Sunday, September 11, 2011

Everyday Heroes


As I reached for this morning's paper, my half awakened brain recalled that today was September 11th. September 11th used to be a regular old day of the year, now it is compared with Pearl Harbor Day, D-Day, or other infamous days.  I thought that I would not get wrapped up in the emotion of the day, or stuck remembering the tragedy of the day, yet it only took reading the cartoons to find myself weeping. Most of the tears seemed to be about the pain we endure in this world, while at the same time, the tears were for the wait. The wait to see, with my own eyes, the true Light of the world.

Our family travelled to New York City, just over a year after the September 11th event. We were a bit nervous about going, but were also determined not to let the terrorists get us down.  We found the people of New York much friendlier than expected, as we Northwesterners think we have a corner on friendliness. 

At times, we offered our condolences for their losses, and even heard a story from a man whom would have normally been in a meeting in one of the tower buildings, but for some reason, didn't happen to go in, that day.


The day we saw Ground Zero, our intinery was way too full, and our stomachs were empty so our first go by the site was sadly more like a moment from National Lampoon's Vacation. We crankily rushed  inside one of the first buildings,  that already had it's damage repaired. As we waited for our food, we walked by a window display that conveyed looking to the future, as the artist showed a desire to move on from the terrible event.
Since we had hurried into the building to find food, we missed seeing a good portion of what was left at Ground Zero, as the sun had already set. A make shift plywood walkway was put up and the wall of the walkway somewhat blocked the view of the site. What I noticed is that while I was, well, gawking, others were finishing their day of work and rushing to get home. They had to walk by that reminder every day.  They weren't looking at it like I was, as an outsider gawking at the horrible. With speed in their gait, they walked by the site and averted their eyes. The reality for them was that every day they were reminded of a tangible display of the evil in the world.

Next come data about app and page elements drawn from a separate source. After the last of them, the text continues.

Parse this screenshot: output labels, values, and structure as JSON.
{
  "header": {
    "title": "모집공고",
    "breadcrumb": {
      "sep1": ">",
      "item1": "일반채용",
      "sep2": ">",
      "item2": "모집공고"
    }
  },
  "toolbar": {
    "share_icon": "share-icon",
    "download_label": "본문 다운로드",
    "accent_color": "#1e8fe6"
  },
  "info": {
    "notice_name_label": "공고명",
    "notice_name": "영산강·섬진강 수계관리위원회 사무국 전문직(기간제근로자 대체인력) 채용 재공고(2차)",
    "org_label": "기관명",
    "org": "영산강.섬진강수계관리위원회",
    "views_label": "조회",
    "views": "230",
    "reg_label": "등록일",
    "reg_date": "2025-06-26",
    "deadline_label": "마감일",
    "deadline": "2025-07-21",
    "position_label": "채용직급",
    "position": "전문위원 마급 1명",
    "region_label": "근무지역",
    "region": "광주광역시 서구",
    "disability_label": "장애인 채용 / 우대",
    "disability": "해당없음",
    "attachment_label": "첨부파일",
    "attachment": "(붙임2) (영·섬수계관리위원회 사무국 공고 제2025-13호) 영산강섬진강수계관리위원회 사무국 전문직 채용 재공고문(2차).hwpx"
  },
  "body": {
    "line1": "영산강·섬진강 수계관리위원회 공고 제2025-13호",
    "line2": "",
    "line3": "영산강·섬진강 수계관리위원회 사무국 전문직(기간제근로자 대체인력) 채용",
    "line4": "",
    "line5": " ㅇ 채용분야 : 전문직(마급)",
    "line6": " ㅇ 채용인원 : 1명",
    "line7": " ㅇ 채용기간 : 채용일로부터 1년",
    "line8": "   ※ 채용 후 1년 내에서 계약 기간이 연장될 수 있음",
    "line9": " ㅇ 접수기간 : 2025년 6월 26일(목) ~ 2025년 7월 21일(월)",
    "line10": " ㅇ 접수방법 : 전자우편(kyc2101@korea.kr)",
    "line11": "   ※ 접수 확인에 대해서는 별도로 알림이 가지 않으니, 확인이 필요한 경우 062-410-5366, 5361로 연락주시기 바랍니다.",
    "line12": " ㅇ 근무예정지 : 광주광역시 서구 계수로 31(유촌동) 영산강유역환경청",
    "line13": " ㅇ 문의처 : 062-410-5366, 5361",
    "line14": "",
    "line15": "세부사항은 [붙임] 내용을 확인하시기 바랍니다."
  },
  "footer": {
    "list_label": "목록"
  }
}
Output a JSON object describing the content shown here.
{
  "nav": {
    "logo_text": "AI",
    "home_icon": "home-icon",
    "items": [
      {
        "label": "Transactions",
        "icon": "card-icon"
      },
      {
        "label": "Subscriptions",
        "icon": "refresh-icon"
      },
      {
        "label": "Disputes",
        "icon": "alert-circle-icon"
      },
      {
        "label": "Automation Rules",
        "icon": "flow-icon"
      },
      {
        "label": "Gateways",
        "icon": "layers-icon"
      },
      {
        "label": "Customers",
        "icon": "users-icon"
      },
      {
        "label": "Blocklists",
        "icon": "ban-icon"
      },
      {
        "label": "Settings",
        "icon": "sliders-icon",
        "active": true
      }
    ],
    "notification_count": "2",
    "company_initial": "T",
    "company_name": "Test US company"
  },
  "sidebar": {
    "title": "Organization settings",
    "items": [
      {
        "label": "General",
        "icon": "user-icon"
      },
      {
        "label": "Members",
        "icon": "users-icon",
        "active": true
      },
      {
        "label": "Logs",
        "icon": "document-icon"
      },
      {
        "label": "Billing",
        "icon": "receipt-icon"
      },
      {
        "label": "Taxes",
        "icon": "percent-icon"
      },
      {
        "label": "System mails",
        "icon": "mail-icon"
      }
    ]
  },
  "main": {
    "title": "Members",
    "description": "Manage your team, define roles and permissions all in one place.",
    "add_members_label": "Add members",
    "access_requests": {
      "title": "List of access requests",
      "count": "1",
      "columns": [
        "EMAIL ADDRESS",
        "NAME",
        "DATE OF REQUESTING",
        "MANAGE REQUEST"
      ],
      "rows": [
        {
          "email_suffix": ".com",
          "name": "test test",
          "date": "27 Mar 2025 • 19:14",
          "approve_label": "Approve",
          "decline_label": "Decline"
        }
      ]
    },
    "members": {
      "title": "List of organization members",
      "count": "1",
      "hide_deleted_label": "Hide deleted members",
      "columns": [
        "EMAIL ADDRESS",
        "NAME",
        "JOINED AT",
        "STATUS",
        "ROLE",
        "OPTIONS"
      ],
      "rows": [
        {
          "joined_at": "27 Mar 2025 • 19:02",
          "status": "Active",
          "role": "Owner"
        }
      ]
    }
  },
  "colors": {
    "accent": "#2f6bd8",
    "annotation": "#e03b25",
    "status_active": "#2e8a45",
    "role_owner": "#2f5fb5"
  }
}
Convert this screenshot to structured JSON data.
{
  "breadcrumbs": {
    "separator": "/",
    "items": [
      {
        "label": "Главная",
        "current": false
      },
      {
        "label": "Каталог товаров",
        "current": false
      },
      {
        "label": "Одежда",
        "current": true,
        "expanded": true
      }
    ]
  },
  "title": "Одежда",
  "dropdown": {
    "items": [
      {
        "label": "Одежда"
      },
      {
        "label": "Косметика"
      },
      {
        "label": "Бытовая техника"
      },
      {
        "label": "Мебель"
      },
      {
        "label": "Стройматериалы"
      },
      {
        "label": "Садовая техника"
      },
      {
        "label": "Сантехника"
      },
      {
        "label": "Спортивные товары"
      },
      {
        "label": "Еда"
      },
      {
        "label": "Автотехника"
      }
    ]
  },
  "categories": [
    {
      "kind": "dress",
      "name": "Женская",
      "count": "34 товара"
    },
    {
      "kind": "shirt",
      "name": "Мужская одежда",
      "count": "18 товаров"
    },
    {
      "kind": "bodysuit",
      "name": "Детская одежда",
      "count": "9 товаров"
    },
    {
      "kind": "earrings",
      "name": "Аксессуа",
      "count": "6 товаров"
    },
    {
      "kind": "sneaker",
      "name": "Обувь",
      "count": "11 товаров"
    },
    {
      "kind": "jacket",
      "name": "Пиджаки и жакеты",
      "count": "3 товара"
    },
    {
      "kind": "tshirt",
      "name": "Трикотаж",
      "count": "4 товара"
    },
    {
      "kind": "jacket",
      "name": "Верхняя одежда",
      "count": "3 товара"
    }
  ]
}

Besides sitting for hours on end watching television coverage of what seemed was unreal in New York City, I don't remember how I responded to what happened there. I don't recall if I gave to a charity, or wrote a letter to someone who lost a loved one. I just remember I cried.

  I've had all day to ponder how September 11th affected my way of life. But most of all I keep thinking about those "first responders" we have in our lives that are willing to risk theirs to save ours, and wanting to say "Thank You". Two of my close friends have firefighter husbands, whom I consider brothers. One of these men is my son's best friend's dad. The other another good friend's husband who lives in Olympia. Both are trememdous fathers and dedicated husbands.
My friends in Olympia spent time today remembering September 11th by participating in a stair climb memorial event in Seattle. They climbed 55 stories, twice, to represent the 110 stories the responders took on September 11, 2001. The part that chokes me up is that, as they climbed the flight of stairs, they carried photos of some of the men who died in the towers.



When I watched Captain America, I thought of my friend Jim Brown the entire film. In the movie the everyday, honest, and honorable man wanted to be a hero. When he became an artificial, phony hero, he fought to be a real hero. My friend Jim not only wants to be a good man through all that God and life throws his way, he wants to be a good man, and acts on it. He gives to and loves his wife, kids and community. He is a man of deep passion for many a cause and has no qualms with calling good, good and evil, the enemy.